About the Publisher

 
     
 
 
 

 

Darwin Lamm

 
 

Darwin Lamm is known today as publisher of Elvis...The Magazine, but this is just one of his varied careers. Darwin grew up as an Elvis fan in the 50's, but entered the Elvis World on August 16, 1977 when he was asked by radio stations across America to produce a Radio tribute show following Elvis' death. The result was a 3-hour special titled "Elvis Remembered", and it led to over 200 hours of Elvis radio tributes. Radio production and syndication was something Darwin knew well having teamed up with Dick Clark in 1971 to launch the first radio talk show in syndication: The Bill Ballance Feminine Forum. Shortly thereafter, Darwin formed his own syndication company called Creative Radio Shows and ventured into the area of music programming. His first radio special was a 4-hour "The Beach Boys Story." In 1976, Lamm followed up with a second 4-hour radio special titled "The Beatles". Next, "The Buddy Holly Story" and others followed before moving into the country music field with weekly radio specials dedicated to country's most successful super stars. He had built a network of several hundred radio stations, and when Elvis died in 1977, the station managers were clamoring for a radio special to commemorate the King, and they sought out Lamm to produce it. The overwhelming response Lamm received from "Elvis Remembered" made him realize the impact Elvis had on so many people around the world. He followed up with "Elvis: The Country Side" in 1980, then a 6-hour show, "The 10th Anniversary Radio Tribute" in 1987. In 1988 he produced a highly successful weekly program, The Elvis Hour. Darwin Lamm entered the publishing world in 1988 with the magazine Elvis International Forum, and it quickly became recognized as THE Elvis magazine for the fans as the articles and stories invovled many of Elvis' closest friends. As the magazine evolved, the name changed to Elvis...The Magazine, now in its 21st year of publication. In addition to his new role as publisher, Darwin continued to produce radio specials through the 1990's including "Memories of Elvis" in 1990, "The Elvis 15th Anniversary Radio Tribute" in 1992 and "The Elvis 20th Anniversary Radio Tribute" in 1997. Lamm's vast library is perhaps the most comprehensive collection of wonderful "nuggets" about Elvis from interviews with various celebrities who were touched by Elvis. On radio you only heard short clips, but in the book ELVIS...He Touched Me, you get the full interviews in Darwin's new book.

 

And now, for the rest of the story about Darwin.

 

Where it all started...

 

Darwin Lamm was an 18 year-old singer/songwriter living in Vancouver, Washington in 1960 when he heard Bonnie Guitar was appearing in town at the “Frontier Dinner Club.” Bonnie had several hit records on her own but was also credited with discovering the group The Fleetwoods.

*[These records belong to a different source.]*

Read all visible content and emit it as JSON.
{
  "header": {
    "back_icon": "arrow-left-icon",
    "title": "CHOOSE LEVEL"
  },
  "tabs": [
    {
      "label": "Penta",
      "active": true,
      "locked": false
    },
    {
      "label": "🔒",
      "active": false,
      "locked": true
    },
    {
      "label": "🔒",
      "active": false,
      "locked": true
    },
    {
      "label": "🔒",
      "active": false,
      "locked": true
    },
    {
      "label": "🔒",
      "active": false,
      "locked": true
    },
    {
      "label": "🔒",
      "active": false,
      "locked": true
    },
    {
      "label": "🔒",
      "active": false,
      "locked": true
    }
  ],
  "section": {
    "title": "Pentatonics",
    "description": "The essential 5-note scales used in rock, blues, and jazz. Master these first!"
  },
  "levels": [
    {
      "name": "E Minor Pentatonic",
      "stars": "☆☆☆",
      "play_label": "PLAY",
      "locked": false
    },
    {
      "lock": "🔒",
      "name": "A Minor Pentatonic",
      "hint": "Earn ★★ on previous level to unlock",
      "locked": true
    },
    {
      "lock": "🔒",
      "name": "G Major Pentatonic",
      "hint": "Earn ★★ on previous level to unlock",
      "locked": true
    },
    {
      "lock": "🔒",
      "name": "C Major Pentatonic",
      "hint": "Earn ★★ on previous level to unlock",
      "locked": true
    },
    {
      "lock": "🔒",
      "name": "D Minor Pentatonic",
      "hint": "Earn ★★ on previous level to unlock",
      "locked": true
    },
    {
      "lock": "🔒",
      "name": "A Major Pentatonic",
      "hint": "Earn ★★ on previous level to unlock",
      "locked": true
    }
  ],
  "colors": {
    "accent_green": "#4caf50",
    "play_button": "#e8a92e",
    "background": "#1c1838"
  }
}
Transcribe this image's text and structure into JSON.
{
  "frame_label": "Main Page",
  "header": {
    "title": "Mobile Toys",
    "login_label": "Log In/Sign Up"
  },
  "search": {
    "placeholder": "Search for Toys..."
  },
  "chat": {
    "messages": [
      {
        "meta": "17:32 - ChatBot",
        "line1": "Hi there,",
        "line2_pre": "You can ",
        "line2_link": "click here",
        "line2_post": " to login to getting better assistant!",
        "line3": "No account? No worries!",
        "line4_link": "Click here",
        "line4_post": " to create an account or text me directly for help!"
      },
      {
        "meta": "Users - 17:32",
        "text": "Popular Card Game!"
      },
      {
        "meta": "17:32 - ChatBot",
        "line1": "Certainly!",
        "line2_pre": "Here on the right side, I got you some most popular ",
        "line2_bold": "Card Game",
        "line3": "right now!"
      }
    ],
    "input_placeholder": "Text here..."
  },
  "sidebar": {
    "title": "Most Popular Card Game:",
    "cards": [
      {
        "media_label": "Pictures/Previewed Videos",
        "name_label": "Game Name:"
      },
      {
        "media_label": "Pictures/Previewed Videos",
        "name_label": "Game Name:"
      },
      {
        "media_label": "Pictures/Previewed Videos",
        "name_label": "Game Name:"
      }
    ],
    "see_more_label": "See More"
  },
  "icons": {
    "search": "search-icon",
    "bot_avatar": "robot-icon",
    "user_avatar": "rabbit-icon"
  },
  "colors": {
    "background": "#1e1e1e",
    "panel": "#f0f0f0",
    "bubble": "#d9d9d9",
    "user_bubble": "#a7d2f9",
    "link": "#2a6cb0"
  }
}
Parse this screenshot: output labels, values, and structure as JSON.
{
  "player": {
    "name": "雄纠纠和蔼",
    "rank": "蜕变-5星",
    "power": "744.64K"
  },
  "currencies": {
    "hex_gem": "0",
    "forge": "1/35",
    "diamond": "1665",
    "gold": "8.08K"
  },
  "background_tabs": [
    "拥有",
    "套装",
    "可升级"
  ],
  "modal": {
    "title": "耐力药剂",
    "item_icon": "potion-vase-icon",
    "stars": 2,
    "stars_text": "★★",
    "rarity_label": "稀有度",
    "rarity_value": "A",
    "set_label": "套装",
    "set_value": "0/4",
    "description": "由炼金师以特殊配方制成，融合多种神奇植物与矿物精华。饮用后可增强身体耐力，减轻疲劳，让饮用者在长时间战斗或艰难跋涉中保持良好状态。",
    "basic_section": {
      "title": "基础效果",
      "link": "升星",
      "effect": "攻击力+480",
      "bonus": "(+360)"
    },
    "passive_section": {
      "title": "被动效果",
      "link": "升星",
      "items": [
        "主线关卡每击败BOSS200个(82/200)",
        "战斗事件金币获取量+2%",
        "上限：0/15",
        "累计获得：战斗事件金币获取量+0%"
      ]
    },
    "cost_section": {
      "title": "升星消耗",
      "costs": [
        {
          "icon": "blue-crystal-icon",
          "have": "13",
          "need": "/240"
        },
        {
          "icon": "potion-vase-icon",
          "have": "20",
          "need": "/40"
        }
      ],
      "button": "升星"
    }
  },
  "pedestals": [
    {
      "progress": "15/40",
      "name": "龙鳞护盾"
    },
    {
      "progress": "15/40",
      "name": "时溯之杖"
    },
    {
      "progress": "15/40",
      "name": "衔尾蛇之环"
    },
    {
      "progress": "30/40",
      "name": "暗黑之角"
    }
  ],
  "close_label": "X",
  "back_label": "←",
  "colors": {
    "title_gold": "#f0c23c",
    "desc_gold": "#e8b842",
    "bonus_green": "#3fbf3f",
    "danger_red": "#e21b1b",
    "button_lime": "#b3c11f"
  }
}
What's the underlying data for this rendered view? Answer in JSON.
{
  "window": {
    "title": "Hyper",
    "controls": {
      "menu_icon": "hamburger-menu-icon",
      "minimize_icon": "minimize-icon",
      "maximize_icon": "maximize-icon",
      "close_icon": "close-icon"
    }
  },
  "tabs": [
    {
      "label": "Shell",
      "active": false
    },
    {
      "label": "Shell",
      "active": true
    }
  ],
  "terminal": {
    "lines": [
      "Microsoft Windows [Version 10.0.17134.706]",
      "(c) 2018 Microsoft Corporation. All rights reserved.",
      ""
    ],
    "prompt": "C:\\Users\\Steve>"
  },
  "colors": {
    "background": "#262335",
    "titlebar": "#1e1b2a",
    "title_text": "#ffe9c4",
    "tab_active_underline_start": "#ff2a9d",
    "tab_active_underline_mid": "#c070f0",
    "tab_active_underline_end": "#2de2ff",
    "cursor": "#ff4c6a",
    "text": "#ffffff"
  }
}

Not yet of legal drinking age, Darwin nonetheless grabbed up a couple of songs he had written with The Fleetwoods in mind, and headed for the club where Bonnie was singing. The doorman, of course, stopped him at the door for I.D., but, by claiming he had some important papers for Bonnie, young Darwin was allowed to enter and sit back by her dressing room.

After Bonnie finished her set, Darwin met her outside her dressing room, where he actually sang his compositions in a live audition. Little did Lamm know, but Bonnie was looking for another Fleetwoods-like group. When she learned Darwin was working with Bobbi Brown and Janet Peters, two female singers known as The Cupids, Miss Guitar believed she had just found her next Fleetwoods trio.

At this time, Bonnie and Darwin met with Seattle music distributor Jerry Dennon who was anxious to start his own label. All that was missing was a singer and some songs, both of which were supplied when he signed Darwin & The Cupids. Their “How Long” – produced by Bonnie Guitar – became the first-ever Jerden single (Jerden 1) in 1960.
Within weeks “How Long” was the Northwest’s hottest hit, reaching the top of the charts. Darwin & The Cupids were in constant demand, playing rapid-fire dates for 10,000 plus crowds, such as the 1960 “Show of Stars.” “How Long” was included on the album Original Great Northwest Hits Volume I.

On the heels of “How Long” came Darwin & The Cupids’ equally popular follow-up: “Goodnite My Love” (Jerden 9).

After the two Jerden hits, Lamm moved to Los Angeles and from 1963 to 1965 recorded for Dore Records as “Darwin.” He also produced records by other artists for L.A.-based labels like Liberty, Dot and Dore Records.

Singing was an exciting chapter in Darwin’s career, and along the way it shaped his life for a great journey in the entertainment business.

Why this CD? "Recently, my friend, Randy, (who, by the way, helped put these recordings together), brought to my attention that several of the above records were being sold on eBay for as high as $45 for one record. Well, I sure don’t want my friends paying $45 for a single record of mine, so I decided to put them together on this CD. I hope you enjoyed my musical journey."